┌─ Records supplied

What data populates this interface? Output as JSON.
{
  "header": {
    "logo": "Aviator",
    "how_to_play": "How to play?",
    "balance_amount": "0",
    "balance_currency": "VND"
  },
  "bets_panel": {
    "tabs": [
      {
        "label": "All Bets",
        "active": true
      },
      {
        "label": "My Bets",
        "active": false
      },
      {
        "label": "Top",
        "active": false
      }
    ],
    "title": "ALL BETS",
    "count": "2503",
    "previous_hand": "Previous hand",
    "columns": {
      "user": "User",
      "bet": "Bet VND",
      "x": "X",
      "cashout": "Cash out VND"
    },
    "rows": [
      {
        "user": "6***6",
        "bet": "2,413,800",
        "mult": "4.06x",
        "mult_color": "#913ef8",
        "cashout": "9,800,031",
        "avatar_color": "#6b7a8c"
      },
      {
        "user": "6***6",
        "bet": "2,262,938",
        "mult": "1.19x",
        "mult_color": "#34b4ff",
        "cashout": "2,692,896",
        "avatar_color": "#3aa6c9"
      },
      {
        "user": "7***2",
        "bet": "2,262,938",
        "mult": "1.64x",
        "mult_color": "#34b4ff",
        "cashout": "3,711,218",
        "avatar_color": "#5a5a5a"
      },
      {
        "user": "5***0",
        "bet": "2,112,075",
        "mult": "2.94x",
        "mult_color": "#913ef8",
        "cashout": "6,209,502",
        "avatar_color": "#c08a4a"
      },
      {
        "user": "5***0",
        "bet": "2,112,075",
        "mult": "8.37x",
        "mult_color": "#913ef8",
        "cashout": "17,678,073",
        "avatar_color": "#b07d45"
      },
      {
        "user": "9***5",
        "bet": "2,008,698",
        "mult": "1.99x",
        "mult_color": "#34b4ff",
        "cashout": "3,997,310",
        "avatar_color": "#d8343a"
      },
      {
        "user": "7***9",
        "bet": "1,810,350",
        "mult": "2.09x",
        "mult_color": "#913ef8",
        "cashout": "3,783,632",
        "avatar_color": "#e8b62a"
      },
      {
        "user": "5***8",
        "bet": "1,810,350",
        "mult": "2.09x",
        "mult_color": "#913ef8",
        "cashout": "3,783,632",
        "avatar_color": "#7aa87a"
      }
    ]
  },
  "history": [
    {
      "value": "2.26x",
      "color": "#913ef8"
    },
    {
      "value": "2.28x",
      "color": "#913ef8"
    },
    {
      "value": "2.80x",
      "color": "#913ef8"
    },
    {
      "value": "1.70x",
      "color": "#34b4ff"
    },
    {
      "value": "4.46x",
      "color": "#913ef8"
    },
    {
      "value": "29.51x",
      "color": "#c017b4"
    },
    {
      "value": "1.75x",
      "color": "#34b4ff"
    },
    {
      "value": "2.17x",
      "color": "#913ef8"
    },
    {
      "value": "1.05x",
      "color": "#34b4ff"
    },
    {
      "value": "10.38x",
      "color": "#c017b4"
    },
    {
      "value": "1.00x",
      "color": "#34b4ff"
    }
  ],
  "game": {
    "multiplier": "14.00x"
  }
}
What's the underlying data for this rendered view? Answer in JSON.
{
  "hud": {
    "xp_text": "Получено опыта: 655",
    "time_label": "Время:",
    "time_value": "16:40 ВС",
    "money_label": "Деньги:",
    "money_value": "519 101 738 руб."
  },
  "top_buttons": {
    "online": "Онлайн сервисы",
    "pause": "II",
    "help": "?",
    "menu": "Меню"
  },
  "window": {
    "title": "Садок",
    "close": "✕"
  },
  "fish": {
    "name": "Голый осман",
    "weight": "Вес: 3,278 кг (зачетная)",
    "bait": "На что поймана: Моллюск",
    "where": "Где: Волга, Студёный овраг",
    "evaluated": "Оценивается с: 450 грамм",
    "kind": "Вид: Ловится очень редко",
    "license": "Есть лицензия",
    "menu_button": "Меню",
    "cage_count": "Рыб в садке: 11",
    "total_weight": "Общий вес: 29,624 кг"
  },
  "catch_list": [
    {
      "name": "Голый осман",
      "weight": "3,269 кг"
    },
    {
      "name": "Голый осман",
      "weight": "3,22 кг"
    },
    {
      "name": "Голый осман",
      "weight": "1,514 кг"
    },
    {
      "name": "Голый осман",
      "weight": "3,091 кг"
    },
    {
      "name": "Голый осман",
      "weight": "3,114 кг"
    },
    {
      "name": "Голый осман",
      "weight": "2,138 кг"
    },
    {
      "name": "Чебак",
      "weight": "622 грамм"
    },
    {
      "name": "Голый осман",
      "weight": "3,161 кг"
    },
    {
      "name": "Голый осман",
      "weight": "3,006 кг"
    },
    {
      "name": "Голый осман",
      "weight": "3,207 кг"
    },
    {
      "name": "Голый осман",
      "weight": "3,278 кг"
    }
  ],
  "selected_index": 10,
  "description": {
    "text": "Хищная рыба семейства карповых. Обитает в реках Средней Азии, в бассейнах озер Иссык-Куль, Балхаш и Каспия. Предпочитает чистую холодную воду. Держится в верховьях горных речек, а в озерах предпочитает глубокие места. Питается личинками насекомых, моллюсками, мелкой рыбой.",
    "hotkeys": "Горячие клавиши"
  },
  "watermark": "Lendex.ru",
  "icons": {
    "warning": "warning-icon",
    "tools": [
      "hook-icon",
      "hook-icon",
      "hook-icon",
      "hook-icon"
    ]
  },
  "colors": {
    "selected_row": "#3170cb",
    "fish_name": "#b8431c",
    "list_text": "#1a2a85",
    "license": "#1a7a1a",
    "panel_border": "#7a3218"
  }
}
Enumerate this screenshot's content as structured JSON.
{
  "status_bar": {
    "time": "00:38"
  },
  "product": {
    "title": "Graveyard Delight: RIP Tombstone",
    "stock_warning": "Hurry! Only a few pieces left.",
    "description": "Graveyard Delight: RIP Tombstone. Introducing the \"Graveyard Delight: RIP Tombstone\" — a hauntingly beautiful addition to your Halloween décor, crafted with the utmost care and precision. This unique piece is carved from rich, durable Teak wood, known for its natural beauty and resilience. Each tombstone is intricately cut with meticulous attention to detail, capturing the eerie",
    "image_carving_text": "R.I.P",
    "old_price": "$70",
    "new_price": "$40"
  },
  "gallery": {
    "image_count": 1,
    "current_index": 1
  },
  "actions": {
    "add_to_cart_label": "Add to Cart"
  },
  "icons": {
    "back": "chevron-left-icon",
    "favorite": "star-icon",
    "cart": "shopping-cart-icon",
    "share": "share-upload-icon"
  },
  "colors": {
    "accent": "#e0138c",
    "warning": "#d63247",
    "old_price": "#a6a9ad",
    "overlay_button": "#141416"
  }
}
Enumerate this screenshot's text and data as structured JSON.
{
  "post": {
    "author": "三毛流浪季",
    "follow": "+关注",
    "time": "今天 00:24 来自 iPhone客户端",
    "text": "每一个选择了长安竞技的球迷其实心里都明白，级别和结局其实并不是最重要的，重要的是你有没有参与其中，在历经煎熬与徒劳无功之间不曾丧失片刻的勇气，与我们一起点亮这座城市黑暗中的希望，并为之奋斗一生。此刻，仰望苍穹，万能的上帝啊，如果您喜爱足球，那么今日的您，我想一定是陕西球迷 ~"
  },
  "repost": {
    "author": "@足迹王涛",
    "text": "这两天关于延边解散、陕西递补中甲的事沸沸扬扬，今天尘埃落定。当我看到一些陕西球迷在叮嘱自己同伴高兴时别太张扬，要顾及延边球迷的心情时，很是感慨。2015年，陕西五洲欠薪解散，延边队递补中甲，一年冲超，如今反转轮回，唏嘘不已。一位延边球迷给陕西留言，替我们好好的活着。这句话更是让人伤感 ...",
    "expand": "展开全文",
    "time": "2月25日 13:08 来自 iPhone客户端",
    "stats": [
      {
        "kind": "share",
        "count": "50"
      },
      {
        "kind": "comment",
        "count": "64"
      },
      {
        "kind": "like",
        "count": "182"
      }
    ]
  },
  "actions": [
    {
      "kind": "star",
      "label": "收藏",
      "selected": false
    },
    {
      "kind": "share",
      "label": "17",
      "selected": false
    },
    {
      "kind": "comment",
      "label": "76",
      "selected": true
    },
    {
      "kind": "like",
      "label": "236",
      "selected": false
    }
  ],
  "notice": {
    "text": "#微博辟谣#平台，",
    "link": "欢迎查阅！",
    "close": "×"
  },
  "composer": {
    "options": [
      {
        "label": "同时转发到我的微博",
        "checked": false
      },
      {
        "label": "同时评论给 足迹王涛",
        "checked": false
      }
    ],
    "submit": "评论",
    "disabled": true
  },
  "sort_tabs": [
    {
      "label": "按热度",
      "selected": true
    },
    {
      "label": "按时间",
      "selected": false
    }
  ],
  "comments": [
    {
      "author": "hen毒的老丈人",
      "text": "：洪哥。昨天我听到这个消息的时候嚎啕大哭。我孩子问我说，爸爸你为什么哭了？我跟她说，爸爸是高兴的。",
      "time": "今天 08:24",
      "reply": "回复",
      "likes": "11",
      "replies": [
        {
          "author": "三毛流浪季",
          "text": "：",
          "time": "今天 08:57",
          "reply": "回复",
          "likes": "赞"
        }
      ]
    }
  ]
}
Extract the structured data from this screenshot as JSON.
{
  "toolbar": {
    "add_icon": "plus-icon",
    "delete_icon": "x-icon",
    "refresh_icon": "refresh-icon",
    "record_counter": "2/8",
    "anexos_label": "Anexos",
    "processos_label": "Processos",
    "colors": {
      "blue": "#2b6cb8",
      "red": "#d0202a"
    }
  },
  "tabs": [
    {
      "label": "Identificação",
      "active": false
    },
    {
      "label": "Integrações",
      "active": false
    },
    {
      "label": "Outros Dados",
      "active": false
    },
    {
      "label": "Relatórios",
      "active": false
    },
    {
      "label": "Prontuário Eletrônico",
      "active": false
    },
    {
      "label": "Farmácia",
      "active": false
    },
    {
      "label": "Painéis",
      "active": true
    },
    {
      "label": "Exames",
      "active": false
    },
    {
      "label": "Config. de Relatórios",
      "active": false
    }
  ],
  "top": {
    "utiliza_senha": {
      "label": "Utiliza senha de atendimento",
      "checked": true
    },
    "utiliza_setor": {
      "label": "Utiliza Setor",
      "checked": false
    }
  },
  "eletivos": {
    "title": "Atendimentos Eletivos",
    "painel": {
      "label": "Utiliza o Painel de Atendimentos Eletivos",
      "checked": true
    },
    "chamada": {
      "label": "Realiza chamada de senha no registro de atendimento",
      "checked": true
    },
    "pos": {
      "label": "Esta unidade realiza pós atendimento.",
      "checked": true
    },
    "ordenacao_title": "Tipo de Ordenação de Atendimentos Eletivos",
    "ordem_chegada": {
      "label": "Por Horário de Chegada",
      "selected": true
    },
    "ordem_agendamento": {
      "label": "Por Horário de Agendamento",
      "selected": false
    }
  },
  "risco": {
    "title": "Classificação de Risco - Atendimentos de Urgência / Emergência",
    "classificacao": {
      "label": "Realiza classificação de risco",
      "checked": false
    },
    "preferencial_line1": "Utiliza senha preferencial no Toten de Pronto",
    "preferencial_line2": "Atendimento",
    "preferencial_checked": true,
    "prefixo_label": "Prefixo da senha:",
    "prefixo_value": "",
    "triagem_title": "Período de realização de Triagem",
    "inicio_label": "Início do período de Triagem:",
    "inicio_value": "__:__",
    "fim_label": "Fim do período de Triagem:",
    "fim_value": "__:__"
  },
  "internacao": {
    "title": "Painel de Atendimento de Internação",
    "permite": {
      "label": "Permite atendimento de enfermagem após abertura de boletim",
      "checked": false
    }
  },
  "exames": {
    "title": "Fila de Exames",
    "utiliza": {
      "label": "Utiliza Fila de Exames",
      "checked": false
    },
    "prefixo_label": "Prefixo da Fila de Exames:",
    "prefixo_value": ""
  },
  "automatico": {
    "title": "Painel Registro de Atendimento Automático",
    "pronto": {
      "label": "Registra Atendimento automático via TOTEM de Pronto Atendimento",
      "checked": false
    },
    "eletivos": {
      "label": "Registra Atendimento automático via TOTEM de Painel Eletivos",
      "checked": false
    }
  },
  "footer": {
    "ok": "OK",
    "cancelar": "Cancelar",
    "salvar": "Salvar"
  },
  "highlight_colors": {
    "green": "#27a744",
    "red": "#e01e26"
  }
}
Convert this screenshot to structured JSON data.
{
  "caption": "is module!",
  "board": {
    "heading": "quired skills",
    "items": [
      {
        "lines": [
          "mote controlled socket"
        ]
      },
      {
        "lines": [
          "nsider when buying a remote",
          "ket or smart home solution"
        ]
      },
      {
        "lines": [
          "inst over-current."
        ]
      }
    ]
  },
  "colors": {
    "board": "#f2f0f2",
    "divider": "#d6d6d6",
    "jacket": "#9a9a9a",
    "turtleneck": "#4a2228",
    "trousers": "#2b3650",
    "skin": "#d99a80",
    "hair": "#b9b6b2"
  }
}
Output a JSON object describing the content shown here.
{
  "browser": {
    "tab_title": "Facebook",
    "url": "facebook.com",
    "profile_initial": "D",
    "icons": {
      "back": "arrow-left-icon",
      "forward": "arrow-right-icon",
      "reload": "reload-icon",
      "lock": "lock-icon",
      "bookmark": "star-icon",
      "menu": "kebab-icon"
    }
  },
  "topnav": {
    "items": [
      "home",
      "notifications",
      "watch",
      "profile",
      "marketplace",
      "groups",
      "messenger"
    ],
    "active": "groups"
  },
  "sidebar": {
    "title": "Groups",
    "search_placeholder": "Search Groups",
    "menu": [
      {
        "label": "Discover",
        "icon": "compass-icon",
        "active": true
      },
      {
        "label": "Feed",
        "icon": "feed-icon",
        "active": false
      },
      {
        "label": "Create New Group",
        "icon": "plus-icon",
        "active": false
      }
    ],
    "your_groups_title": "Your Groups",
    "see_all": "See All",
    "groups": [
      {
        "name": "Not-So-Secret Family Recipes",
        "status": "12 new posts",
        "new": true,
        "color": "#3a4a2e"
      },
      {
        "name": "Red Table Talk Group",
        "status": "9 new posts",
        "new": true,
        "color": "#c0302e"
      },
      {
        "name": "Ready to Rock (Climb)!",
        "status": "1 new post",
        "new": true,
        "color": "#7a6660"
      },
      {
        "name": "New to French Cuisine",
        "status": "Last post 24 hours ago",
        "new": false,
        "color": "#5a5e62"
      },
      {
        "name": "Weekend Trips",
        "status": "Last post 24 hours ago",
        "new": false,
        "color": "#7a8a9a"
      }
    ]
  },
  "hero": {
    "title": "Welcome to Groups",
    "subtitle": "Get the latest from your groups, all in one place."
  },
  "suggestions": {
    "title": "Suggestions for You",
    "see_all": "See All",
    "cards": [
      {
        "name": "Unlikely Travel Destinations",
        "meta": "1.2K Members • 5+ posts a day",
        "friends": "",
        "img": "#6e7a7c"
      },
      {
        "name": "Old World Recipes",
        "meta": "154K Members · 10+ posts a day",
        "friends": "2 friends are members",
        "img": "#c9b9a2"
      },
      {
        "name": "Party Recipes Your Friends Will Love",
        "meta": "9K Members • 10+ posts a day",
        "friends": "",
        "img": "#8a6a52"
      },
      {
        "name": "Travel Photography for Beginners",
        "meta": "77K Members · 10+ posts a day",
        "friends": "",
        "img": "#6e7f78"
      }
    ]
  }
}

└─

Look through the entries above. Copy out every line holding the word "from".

    "description": "Graveyard Delight: RIP Tombstone. Introducing the \"Graveyard Delight: RIP Tombstone\" — a hauntingly beautiful addition to your Halloween décor, crafted with the utmost care and precision. This unique piece is carved from rich, durable Teak wood, known for its natural beauty and resilience. Each tombstone is intricately cut with meticulous attention to detail, capturing the eerie",
Extract the structured data from this screenshot as JSON.
    "subtitle": "Get the latest from your groups, all in one place."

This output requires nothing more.